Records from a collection
_____
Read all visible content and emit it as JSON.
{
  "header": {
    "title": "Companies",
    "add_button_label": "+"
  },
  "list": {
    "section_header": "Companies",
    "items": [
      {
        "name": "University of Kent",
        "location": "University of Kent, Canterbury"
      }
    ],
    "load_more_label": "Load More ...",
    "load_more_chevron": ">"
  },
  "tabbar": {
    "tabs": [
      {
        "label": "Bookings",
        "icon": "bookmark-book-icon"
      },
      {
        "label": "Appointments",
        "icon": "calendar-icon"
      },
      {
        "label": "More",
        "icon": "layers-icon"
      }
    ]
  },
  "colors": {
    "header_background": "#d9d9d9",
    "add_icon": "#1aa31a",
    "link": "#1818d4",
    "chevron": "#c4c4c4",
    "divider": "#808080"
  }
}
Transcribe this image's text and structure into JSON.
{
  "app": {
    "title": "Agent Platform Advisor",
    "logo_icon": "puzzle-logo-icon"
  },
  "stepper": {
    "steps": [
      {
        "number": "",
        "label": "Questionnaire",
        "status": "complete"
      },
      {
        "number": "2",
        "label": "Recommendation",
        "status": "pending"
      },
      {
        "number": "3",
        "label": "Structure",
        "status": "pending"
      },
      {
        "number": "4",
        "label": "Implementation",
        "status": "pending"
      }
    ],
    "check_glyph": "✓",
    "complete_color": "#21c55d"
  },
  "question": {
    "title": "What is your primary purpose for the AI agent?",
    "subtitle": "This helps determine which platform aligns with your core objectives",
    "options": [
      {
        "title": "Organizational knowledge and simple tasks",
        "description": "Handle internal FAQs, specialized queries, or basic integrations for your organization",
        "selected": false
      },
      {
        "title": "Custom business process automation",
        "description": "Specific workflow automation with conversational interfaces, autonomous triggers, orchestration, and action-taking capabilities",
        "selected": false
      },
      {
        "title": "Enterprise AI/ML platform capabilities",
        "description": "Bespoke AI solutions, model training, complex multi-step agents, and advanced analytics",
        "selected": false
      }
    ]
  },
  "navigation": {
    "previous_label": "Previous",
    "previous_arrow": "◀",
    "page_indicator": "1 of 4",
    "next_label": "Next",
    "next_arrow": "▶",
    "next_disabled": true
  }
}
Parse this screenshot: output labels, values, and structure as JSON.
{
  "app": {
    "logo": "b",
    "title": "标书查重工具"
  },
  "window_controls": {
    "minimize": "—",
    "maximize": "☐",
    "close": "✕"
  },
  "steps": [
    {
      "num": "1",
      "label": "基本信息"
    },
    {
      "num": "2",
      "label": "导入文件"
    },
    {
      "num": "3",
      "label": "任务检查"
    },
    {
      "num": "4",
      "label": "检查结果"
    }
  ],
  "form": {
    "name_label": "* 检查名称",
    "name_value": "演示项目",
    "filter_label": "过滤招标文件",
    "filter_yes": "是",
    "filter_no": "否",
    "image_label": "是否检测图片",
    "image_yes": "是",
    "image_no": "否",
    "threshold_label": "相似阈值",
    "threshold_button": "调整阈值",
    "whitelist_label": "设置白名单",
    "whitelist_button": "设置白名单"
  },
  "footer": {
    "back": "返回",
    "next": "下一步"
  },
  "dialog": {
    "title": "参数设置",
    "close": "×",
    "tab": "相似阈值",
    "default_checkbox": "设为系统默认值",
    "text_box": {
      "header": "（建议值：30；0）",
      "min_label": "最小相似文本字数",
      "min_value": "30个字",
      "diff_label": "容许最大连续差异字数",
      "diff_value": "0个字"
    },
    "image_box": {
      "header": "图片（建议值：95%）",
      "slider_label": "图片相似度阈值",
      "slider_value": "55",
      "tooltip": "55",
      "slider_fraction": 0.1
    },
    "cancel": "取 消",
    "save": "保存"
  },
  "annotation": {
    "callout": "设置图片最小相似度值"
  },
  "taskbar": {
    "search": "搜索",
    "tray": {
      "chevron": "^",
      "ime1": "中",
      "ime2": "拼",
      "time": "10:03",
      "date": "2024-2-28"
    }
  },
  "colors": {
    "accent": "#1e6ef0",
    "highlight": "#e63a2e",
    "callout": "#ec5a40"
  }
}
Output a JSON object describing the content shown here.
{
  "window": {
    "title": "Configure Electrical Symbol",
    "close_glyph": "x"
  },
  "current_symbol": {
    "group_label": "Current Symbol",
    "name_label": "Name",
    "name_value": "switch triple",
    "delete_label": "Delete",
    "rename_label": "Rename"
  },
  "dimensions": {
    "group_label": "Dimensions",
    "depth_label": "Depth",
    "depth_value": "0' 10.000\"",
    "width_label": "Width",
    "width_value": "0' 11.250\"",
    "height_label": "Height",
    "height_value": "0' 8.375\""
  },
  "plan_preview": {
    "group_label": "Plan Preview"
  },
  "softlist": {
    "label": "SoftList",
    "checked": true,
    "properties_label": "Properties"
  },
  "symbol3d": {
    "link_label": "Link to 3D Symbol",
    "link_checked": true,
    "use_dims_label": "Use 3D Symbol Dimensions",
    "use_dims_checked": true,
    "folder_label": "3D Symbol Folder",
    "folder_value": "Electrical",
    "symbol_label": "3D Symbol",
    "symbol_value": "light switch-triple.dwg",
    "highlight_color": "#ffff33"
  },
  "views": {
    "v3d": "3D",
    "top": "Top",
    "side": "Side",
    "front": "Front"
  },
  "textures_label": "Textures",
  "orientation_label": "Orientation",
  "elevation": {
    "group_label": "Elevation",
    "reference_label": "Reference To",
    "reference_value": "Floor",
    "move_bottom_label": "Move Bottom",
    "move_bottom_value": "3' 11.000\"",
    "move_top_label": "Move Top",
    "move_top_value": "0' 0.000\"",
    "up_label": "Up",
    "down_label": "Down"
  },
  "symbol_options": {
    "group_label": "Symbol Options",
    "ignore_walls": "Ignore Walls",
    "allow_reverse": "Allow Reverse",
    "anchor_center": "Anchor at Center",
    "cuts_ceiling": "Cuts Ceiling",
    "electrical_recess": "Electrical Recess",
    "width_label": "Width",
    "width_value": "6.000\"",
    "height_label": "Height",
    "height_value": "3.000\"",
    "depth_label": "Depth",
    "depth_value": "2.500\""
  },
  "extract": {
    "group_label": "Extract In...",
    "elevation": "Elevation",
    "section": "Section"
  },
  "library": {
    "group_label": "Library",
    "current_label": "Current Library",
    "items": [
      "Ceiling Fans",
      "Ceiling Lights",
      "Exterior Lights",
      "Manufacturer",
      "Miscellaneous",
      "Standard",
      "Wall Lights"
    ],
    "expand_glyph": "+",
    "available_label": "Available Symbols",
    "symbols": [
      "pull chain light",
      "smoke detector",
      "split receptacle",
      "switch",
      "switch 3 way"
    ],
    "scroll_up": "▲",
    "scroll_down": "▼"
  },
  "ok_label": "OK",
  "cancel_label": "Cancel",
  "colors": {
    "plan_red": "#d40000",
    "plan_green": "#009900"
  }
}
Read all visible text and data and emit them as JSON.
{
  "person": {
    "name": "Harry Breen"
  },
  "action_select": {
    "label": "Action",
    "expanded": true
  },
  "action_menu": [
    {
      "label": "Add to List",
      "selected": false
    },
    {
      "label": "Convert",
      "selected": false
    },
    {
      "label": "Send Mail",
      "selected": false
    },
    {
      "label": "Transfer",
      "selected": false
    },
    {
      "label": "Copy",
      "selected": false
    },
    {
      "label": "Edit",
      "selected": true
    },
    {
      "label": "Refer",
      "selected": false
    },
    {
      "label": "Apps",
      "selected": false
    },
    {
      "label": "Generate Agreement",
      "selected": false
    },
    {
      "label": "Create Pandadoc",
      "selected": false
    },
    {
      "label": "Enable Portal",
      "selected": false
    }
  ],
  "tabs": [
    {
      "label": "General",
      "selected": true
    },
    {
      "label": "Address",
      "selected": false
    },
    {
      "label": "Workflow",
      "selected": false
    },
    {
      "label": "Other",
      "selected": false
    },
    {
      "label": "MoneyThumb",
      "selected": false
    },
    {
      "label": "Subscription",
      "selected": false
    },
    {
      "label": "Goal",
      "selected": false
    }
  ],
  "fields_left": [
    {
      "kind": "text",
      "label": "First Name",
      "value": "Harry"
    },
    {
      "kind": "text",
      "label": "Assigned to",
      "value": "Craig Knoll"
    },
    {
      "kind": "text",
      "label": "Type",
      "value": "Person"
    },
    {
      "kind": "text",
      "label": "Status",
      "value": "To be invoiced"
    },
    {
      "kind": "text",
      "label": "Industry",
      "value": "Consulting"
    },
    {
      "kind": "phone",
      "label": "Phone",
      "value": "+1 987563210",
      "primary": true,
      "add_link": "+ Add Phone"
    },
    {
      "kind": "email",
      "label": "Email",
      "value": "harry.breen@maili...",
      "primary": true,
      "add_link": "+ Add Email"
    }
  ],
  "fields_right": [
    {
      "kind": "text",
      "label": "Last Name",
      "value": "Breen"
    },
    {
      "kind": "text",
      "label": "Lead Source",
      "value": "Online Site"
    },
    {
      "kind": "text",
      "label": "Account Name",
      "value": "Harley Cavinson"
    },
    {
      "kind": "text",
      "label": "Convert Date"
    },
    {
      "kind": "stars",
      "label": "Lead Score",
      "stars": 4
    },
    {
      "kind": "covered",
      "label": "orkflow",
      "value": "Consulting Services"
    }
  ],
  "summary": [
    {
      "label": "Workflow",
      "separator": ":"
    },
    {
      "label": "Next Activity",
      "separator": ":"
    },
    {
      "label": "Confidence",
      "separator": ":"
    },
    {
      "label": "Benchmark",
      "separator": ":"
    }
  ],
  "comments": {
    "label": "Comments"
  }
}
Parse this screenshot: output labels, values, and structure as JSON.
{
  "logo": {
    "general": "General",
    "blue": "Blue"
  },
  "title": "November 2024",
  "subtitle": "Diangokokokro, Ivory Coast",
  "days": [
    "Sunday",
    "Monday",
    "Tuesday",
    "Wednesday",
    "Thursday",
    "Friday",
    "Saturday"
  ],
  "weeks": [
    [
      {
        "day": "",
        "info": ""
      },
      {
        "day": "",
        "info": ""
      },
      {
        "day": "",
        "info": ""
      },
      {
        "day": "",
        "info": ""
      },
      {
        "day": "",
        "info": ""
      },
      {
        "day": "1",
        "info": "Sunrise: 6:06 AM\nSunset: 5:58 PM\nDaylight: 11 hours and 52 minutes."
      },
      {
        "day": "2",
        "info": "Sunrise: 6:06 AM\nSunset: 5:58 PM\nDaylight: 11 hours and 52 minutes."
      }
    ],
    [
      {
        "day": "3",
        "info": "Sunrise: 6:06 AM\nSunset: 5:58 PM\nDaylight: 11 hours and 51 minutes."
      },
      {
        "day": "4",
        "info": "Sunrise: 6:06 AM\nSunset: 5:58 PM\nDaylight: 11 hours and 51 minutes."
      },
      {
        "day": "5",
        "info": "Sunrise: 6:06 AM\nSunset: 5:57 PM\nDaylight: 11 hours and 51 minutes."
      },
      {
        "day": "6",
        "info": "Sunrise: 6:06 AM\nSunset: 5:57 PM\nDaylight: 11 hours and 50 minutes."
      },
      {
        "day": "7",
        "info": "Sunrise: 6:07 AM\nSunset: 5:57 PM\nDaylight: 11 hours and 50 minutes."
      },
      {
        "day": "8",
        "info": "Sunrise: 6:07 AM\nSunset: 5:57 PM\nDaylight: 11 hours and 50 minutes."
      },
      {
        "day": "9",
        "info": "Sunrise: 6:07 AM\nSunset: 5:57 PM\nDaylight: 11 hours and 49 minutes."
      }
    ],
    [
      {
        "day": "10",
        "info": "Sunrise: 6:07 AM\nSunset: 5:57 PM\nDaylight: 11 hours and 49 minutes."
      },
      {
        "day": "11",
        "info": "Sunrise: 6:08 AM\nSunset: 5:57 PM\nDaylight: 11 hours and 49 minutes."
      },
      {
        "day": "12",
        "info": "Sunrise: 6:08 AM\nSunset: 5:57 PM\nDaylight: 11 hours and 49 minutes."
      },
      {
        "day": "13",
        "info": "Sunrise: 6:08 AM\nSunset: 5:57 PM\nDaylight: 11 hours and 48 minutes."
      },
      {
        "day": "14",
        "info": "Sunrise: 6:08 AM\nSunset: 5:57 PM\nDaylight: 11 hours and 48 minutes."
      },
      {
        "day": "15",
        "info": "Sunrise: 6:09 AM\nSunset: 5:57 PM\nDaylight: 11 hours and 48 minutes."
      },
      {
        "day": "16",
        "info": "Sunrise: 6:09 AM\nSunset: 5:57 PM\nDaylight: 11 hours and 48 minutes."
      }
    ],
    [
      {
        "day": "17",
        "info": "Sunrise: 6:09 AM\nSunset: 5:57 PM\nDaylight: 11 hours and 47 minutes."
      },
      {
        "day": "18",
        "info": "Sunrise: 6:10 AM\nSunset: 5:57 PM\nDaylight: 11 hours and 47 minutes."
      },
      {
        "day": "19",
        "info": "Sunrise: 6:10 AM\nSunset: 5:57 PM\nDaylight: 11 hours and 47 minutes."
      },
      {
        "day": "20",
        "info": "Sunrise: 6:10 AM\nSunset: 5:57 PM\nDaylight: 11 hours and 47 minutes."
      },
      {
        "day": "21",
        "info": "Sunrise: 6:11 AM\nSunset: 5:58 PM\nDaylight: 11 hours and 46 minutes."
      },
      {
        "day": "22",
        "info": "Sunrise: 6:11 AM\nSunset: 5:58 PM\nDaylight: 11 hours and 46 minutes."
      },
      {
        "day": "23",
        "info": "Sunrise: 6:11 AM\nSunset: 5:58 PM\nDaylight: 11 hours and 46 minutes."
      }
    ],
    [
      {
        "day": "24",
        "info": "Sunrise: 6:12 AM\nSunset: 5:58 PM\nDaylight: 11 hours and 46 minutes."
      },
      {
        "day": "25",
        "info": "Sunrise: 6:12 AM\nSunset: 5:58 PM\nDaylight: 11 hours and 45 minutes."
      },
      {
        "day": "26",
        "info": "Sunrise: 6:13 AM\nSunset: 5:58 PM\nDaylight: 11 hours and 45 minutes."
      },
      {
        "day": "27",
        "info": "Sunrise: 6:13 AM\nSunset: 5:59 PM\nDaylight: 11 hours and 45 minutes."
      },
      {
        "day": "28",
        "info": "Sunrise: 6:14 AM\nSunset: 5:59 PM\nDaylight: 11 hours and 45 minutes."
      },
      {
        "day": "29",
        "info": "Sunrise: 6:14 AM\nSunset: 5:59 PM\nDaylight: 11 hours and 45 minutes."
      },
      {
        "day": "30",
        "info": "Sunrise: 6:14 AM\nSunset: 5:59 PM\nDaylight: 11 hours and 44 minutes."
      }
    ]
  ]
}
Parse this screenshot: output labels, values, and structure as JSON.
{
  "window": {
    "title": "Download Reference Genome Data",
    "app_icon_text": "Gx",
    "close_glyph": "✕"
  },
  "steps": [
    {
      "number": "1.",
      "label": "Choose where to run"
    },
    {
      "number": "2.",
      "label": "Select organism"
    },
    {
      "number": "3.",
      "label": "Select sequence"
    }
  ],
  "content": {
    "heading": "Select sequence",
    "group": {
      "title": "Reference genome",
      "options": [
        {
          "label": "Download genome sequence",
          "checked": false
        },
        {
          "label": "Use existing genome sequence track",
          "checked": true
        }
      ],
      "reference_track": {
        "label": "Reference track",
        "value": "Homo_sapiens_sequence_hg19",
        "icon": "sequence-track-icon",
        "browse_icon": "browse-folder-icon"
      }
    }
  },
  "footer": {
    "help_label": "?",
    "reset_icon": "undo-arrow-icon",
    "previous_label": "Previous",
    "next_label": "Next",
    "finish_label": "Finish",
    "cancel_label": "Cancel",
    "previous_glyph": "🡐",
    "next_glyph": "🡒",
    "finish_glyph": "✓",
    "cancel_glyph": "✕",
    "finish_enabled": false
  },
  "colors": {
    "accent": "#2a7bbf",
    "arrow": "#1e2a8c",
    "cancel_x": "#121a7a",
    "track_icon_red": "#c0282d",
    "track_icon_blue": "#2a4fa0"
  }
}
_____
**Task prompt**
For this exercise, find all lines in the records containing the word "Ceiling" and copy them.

**Solved exercise**
    "cuts_ceiling": "Cuts Ceiling",
      "Ceiling Fans",
      "Ceiling Lights",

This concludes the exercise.